I am so glad this month is over! Not only do I have to make a special attempt every single year to figure out exactly how many days I have to wait until March 1, but I get a bunch of grammarians (perhaps they would more accurately be called pronunciationists, but I’m pretty sure that is not really a word) telling me, “That’s not the way you say it.”
Sure it is. February. I’ve been saying it that way since I was a kid.
“You’re saying Febuary,” they say.
I know. February.
“It’s pronounced ‘Fe-broo-ary.’ There are two Rs.”
I know how to spell it, for goodness sake. I also know how to say it. February.

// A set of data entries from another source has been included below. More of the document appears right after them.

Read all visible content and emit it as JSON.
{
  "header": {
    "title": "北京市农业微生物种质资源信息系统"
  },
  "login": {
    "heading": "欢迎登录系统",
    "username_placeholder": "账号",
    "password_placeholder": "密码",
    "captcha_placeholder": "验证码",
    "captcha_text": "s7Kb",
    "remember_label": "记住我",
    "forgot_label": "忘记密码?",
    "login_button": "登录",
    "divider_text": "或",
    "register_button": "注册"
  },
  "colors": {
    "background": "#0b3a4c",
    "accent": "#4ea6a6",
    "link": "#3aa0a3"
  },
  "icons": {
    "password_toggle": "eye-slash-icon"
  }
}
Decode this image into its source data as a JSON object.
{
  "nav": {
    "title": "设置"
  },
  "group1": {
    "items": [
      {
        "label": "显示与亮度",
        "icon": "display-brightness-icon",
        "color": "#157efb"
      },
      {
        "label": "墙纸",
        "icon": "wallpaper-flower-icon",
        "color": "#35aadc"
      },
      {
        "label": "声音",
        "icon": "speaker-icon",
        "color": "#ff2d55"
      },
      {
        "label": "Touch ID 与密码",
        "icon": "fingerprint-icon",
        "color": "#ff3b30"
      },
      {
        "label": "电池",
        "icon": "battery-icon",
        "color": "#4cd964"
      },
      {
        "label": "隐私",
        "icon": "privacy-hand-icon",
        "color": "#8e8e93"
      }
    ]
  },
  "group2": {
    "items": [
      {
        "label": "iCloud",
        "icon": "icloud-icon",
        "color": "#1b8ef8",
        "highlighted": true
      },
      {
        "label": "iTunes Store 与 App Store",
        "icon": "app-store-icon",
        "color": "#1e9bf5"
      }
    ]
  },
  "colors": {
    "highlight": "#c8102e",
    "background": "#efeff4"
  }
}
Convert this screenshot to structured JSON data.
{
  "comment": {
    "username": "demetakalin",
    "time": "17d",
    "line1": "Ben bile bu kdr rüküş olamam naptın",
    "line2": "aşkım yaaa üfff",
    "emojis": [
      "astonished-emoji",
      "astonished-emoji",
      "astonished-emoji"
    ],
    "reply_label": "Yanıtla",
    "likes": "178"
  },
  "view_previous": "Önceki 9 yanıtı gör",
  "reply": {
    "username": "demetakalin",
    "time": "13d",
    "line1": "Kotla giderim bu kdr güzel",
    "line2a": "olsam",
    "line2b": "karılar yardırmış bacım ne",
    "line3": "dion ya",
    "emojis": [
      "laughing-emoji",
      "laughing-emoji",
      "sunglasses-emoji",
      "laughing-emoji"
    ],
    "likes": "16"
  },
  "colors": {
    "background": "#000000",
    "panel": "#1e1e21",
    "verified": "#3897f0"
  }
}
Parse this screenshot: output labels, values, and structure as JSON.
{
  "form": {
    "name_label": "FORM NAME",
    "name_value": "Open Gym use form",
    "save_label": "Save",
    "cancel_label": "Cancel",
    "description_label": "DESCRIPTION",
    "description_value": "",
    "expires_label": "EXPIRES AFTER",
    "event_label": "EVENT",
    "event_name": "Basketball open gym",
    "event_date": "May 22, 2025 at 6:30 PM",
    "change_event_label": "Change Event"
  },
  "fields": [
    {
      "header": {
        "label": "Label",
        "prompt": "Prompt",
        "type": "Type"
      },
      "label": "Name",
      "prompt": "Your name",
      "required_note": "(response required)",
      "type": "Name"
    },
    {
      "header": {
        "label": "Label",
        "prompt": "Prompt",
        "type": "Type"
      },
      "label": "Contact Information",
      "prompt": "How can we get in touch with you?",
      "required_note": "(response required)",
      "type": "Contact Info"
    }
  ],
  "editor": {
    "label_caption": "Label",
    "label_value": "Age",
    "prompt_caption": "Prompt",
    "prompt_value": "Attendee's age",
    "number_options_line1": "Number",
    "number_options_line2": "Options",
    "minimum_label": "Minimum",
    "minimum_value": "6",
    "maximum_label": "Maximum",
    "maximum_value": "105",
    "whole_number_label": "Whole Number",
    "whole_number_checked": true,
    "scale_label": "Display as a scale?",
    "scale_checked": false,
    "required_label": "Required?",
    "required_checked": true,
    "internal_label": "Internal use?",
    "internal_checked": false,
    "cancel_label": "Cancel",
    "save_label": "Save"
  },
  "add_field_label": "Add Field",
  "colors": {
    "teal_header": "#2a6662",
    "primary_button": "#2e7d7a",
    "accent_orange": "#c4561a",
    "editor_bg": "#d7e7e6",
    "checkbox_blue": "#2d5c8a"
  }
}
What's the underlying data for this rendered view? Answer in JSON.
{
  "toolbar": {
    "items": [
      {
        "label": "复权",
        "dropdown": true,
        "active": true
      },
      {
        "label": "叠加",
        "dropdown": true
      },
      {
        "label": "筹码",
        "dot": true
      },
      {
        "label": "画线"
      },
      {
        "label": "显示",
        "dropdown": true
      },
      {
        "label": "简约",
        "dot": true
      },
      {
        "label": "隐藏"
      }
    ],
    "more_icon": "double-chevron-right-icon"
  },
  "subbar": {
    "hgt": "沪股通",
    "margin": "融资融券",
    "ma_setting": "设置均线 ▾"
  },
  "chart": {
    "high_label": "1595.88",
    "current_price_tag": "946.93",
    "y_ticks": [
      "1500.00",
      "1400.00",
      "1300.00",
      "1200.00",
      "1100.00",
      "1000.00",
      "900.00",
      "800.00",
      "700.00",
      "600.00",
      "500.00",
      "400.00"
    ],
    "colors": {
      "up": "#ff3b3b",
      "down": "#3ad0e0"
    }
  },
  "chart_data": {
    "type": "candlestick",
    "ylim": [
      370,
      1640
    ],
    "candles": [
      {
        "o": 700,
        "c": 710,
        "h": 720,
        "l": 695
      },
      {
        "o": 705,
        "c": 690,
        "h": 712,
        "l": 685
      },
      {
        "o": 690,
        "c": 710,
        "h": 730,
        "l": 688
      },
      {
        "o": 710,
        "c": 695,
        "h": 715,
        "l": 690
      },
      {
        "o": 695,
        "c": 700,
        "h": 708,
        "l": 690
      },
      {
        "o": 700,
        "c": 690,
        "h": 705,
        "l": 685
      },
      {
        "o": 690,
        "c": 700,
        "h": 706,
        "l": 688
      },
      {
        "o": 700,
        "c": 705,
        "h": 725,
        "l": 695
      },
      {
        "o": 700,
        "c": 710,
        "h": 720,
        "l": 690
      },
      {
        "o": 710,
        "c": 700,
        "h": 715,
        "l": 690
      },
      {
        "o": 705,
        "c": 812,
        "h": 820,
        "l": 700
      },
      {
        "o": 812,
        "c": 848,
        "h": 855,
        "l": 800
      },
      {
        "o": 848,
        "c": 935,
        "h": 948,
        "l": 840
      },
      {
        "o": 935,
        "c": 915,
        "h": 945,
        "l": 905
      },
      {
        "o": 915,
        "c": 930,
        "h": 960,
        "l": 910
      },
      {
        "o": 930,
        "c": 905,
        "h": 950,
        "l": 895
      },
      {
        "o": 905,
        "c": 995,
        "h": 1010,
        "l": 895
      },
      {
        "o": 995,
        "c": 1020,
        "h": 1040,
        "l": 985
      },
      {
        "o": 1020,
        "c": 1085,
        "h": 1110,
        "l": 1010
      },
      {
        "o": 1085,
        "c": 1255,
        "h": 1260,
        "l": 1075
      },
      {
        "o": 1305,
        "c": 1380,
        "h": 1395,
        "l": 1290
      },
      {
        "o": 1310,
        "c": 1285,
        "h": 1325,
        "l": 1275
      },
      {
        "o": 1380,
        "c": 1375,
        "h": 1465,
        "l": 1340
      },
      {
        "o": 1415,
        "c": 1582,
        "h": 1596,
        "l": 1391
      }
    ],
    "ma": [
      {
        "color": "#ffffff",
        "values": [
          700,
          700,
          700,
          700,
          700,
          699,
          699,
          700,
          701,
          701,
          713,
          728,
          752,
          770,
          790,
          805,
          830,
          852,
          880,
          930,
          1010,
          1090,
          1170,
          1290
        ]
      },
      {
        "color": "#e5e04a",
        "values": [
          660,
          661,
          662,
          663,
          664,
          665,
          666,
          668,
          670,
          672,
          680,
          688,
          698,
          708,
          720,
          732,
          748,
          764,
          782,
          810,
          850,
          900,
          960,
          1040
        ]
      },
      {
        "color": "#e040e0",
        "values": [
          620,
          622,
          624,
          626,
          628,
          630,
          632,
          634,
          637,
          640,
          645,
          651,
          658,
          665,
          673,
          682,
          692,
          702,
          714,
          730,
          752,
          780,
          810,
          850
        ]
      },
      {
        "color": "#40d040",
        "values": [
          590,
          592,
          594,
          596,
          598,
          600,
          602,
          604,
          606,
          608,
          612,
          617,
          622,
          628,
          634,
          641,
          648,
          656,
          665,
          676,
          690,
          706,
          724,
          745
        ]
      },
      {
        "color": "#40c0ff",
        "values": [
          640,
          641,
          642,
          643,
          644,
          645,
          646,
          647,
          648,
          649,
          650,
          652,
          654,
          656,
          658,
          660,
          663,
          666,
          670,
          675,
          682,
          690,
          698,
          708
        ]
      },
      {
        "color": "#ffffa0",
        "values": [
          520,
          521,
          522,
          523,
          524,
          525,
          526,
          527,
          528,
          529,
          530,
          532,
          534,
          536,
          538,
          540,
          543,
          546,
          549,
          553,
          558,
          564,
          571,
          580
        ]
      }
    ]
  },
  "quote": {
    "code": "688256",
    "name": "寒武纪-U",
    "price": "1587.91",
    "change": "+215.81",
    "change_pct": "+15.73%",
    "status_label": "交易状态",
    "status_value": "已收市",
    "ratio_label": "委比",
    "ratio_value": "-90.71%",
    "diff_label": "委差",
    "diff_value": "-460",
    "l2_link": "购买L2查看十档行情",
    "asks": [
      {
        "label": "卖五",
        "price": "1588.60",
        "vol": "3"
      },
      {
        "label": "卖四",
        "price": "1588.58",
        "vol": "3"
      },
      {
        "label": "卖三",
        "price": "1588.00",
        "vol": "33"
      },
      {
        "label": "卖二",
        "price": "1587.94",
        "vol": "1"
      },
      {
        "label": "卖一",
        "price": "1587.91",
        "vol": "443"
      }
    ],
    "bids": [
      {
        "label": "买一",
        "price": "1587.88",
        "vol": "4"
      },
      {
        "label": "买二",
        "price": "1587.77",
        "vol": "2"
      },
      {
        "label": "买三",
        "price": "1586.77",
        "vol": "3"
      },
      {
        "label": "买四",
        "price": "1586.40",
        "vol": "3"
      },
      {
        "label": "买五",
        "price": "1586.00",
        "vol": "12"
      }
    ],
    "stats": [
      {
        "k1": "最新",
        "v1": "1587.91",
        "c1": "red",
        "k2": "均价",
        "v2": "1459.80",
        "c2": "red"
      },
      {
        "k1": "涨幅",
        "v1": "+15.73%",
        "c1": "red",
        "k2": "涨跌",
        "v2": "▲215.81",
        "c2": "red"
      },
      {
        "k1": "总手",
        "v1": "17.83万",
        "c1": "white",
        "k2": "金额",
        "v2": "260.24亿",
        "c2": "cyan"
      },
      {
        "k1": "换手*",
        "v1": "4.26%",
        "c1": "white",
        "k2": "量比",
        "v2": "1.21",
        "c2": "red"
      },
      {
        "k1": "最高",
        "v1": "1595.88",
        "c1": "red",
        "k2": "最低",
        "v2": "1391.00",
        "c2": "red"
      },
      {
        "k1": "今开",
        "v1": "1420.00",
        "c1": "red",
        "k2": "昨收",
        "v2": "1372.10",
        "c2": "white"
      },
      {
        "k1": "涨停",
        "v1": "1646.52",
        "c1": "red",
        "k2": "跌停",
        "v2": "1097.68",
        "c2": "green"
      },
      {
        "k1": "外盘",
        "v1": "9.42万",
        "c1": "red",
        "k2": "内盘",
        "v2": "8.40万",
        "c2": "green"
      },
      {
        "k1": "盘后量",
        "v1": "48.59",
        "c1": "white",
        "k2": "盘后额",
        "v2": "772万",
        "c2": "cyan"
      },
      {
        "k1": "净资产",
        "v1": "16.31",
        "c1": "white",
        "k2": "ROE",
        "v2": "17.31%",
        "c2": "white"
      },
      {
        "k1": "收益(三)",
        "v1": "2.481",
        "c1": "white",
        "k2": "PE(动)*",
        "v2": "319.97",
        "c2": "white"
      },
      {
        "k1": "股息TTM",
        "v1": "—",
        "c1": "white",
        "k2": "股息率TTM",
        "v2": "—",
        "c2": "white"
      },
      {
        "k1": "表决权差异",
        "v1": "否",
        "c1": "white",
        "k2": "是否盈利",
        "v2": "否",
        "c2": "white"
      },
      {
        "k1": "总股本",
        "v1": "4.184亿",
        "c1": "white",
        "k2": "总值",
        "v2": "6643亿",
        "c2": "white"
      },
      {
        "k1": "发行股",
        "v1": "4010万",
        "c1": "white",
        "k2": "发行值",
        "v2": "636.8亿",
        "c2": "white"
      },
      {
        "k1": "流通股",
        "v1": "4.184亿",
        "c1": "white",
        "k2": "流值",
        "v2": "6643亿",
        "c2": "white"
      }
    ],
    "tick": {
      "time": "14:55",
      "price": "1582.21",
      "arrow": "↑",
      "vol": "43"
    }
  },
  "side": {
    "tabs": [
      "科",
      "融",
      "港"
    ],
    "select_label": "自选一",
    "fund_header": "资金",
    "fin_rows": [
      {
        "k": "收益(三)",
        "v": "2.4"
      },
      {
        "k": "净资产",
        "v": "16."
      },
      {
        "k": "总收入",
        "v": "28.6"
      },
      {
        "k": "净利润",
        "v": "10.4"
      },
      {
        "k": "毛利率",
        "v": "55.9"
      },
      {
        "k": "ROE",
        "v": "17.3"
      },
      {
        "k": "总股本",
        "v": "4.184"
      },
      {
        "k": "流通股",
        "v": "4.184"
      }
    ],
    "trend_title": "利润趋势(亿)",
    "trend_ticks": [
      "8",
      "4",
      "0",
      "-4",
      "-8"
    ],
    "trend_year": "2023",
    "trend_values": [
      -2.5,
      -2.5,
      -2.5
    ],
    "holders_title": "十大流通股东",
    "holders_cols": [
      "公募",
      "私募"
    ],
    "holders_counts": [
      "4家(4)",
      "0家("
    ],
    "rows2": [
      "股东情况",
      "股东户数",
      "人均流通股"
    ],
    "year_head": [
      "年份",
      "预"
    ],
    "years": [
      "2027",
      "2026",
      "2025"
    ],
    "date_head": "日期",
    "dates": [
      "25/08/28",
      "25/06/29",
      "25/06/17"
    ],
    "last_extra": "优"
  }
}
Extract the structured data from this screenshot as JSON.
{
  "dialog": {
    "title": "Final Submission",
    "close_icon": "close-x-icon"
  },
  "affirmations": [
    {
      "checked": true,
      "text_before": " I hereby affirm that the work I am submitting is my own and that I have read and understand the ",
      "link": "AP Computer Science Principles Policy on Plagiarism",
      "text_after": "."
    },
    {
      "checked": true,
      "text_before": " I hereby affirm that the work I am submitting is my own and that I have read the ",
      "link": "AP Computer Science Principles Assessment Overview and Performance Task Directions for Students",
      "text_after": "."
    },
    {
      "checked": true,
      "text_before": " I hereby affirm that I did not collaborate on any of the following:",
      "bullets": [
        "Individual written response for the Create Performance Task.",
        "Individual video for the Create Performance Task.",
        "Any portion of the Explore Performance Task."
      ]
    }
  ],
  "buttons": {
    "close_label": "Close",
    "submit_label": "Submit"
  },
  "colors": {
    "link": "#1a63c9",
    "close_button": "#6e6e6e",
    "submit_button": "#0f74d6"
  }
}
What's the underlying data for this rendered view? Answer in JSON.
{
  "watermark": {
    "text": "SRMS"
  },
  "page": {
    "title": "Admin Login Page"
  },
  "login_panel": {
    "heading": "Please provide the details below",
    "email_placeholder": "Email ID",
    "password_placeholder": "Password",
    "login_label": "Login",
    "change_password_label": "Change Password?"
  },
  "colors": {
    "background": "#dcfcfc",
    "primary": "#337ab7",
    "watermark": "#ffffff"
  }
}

“You’re still saying ‘Febuary.’”
Febuary. It is how most of us say it, unless we are trying to be one of those effete elitists. FebRuary. Ugh.
Never mind all that. Let’s talk about something else. How about the fact that the whole leap year trauma, when I wake up and have to figure out if it is February 29 or March 1, will enjoy an unfortunate twist just before my 138th birthday in 2100 . . . which I do plan on being around for.
Taken from the Internet without proper attribution: “Years that are evenly divisible by 100 are not leap years, unless they are also evenly divisible by 400, in which case they are leap years. For example, 1600 and 2000 were leap years, but 1700, 1800 and 1900 were not. Similarly, 2100, 2200, 2300, 2500, 2600, 2700, 2900 and 3000 will not be leap years, but 2400 and 2800 will be.”
Great. Just great. I have to trust the printers of 2100 calendars to remember not to include February 29. 2100 will be the first leap year not to actually be a leap year in two hundred years. This is Y2K all over again. Traffic lights will go on the fritz; elevators will plummet from the tops of skyscrapers. All because we will be inundated with inaccurate calendars. Maybe that’s why the Mayans didn’t make calendars after 2012. They were just sick and tired of worrying about the leap year nonsense and went back to building temples out of shoddy construction materials that would eventually turn to ruins and committing ritual acts of animal sacrifice and bloodletting.
And while I complain about the lack of uniformity when it comes to the month of Febuary, excuse me, February, I don’t know why we have to make a list of which years include twenty-nine days for the second month. To make the statement that 3000 will not be a leap year means that you think someone is jotting down right now what is being discussed and that note will be found in the back of some futuristic kitchen drawer just in time to remind everyone.
Trust me, that’s not going to happen. If there is anyone still alive in 3000, I’m pretty sure they will be too busy flying around on their cloned pterodactyls to care about leap years. Daily information (date, weather, historical fun fact, plus that evening’s TV programs) will be automatically uploaded to their iBrain™ upon waking, and the global economy, like global warming, will remain an unfulfilled prophecy.
Until that time, people born on any given leap day will have to wait four years to throw a legitimate birthday celebration (except for the poor saps born on February 29, 2096: they’ll have to wait eight years for their first party). February is just one big messed up month. (Except for daughter Kelsey’s birthday of course. The 23rd. If you haven’t sent a present yet it’s not too late. Hallmark makes plenty of belated birthday cards.)
February is to the annual calendar what Ringo Starr is to the Beatles. Really! See: February has the fewest days, and Ringo wrote the fewest of the Beatles’ songs. It makes perfect sense. Of course, at this point Ringo is quite possibly going to be the last Beatle standing, and will happily be the winner of their unexpected musical tontine.
Ringo can be a shining example for February. It just has to outlast the rest of the months. By 3000 February could be the name of the entire calendar.